Clearly Real did not want to lose out on the possibility of matching arch-rival Barcelona with a golden boy from Argentina, even though Coira has several years to go before reaching the age that Messi was when he signed. According to the boy’s father Miguel Coira, who coaches a team in a Madrid suburb, Leonel tried out with both Real and Atletico but felt more comfortable with Real.
Currently the young star-in-training will receive no salary and will be on a one-year renewable contract. It will be very interesting to see what happens when he begins training with the children’s team on September 6. We do know that the interest in this young boy has already resulted in multiple Facebook pages and postings.
At the opposite end of the age range is the news that 70-year-old Brazilian legend Pelé could come out of playing retirement for one last hurrah. The man many consider the greatest player ever would be on the pitch in Japan with the Brazilian club Santos for the FIFA Club World Cup. “I don’t doubt anything,” Santos’ marketing director Armeio Neto said in a statement. “It also depends on the coach. If Pele is a boost to the team, then why not?” Club president Luis Alvaro Ribeiro also seems open to the idea, if his team manager Muricy Ramalho feels Pelé would be a positive addition to the team.

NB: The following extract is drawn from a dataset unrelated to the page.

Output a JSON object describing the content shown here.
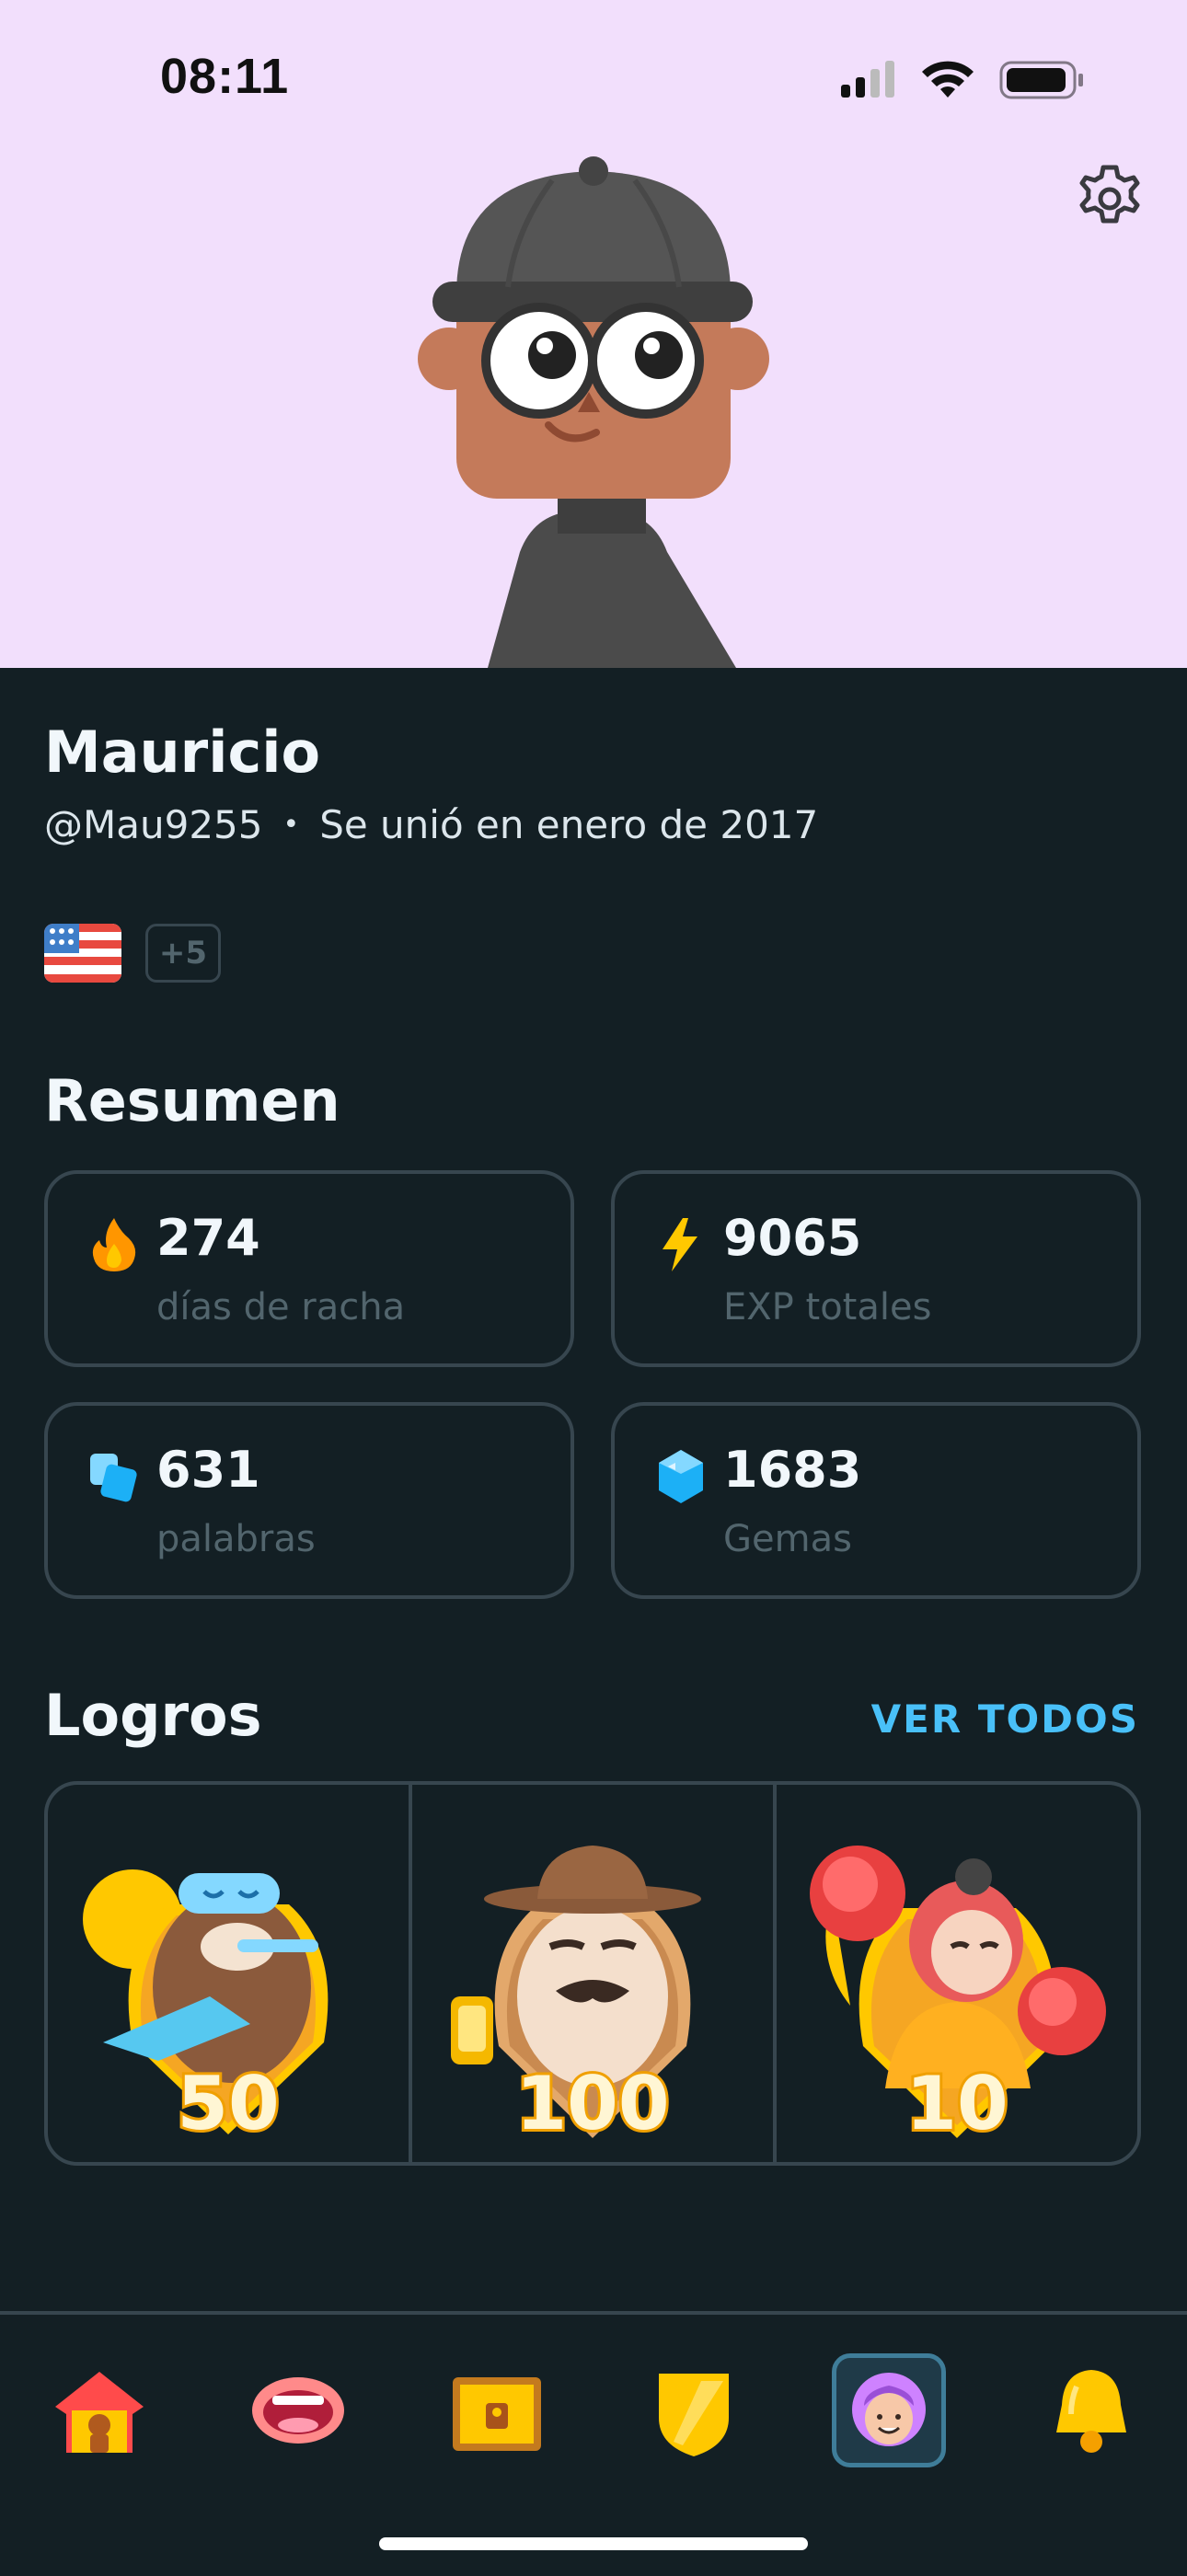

A positive addition to the team, or to the team’s marketing? According to a number of pundits and bloggers, the “why not” would seem obvious and the possibility of Pelé being a positive addition on the field seems small. Andres Ehrli, a featured columnist with the website BleacherReport.com, not only questions the idea of putting Pelé on the field, even to take a penalty shot near the end of a game, but feels it would be detrimental to the credibility of the Club World Cup and an insult to the opposing team. “If I were Barcelona (or any of Santos' rivals, for that matter),” said Ehrli in his August 4 post, “I'd be downright offended if the opposing team were fielding old men against me. Regardless of whether they're named Pelé or not.”
So again the questions – too young/too old? Do we push seven-year-old kids into the spotlight before they are mature enough to handle it, even if they are the second coming of Lionel Messi?

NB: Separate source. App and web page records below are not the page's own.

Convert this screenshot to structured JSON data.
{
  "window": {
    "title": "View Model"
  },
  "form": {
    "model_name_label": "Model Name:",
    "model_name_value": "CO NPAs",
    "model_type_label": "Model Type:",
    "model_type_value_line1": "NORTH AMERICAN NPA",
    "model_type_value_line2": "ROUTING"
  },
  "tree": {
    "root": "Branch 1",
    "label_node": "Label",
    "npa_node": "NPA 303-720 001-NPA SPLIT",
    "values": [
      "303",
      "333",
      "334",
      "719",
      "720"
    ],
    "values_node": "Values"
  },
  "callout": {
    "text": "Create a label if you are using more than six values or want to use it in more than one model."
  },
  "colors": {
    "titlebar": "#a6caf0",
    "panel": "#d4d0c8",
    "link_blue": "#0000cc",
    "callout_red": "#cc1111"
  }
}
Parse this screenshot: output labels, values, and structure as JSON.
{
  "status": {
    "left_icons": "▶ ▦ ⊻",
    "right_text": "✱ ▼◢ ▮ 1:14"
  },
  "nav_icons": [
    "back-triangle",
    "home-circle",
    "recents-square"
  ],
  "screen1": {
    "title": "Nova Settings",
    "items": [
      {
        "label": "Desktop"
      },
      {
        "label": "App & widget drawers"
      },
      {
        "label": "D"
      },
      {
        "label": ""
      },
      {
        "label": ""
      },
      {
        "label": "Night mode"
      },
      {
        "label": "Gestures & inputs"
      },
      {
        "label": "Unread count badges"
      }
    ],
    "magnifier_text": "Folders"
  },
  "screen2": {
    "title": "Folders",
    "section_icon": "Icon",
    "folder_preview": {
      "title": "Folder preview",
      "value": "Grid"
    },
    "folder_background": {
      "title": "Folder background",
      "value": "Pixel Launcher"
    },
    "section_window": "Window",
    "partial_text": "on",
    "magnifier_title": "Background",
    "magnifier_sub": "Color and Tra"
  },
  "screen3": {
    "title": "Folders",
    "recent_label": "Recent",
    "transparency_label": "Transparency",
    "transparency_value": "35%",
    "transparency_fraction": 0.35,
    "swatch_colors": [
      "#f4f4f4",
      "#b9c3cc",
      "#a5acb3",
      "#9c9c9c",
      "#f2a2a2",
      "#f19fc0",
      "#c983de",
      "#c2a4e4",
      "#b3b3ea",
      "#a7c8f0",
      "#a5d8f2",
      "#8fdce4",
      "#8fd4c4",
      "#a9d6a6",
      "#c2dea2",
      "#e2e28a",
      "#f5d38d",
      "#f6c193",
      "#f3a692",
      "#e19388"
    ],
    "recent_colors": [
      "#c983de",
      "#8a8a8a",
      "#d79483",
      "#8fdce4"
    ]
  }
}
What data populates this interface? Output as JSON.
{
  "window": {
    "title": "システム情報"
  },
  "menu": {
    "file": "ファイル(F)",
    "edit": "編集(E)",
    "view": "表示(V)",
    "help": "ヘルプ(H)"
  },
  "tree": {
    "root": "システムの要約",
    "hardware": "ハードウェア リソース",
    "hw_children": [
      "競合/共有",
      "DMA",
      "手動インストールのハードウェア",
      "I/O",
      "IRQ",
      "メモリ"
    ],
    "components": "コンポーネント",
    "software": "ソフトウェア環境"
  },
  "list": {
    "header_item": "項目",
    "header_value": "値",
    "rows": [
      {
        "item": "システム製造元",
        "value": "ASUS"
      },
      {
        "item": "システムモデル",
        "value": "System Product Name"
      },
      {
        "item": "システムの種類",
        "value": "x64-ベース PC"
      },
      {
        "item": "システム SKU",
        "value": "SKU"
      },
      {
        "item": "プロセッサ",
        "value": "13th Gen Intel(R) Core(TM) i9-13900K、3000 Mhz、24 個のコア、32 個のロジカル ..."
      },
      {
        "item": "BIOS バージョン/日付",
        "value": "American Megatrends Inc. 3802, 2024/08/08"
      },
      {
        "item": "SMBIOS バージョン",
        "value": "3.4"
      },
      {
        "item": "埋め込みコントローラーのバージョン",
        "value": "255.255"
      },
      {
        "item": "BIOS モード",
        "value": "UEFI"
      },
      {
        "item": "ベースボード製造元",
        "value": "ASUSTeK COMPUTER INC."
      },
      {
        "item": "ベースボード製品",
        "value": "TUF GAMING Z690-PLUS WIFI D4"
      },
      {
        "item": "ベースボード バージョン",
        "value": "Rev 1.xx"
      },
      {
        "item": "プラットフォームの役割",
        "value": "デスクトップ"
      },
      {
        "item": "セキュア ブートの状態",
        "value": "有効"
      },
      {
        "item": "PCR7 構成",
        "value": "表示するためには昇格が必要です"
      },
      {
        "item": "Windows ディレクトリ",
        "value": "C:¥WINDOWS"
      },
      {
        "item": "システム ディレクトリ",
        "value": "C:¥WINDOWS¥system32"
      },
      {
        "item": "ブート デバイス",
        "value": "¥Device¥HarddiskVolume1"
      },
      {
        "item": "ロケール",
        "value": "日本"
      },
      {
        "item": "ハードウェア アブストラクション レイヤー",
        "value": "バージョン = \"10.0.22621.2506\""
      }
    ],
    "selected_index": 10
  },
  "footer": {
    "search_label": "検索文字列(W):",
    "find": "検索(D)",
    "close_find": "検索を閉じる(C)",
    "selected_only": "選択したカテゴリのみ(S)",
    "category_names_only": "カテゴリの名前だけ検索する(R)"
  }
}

Fun Fact: Barcelona signed Messi when he was a young soccer player at the Argentine club Newell's Old Boys. If Messi was signed as a young teenager, and obviously went on to earn the World Player of the Year award twice, perhaps soccer talent can be seen early on. Every team would like to discover a Messi who could help their team win 15 trophies, including three Champions League titles and five Spanish league championships.
Do we allow a septuagenarian who hasn’t played for over three decades back on the pitch because it might bump up the viewing audience for a tournament that is less well-known than the FIFA World Cup?
Are we in danger of losing what is important in this game in the name of revenue and ratings? Hopefully there will not be unpleasant results from either of these “experiments.”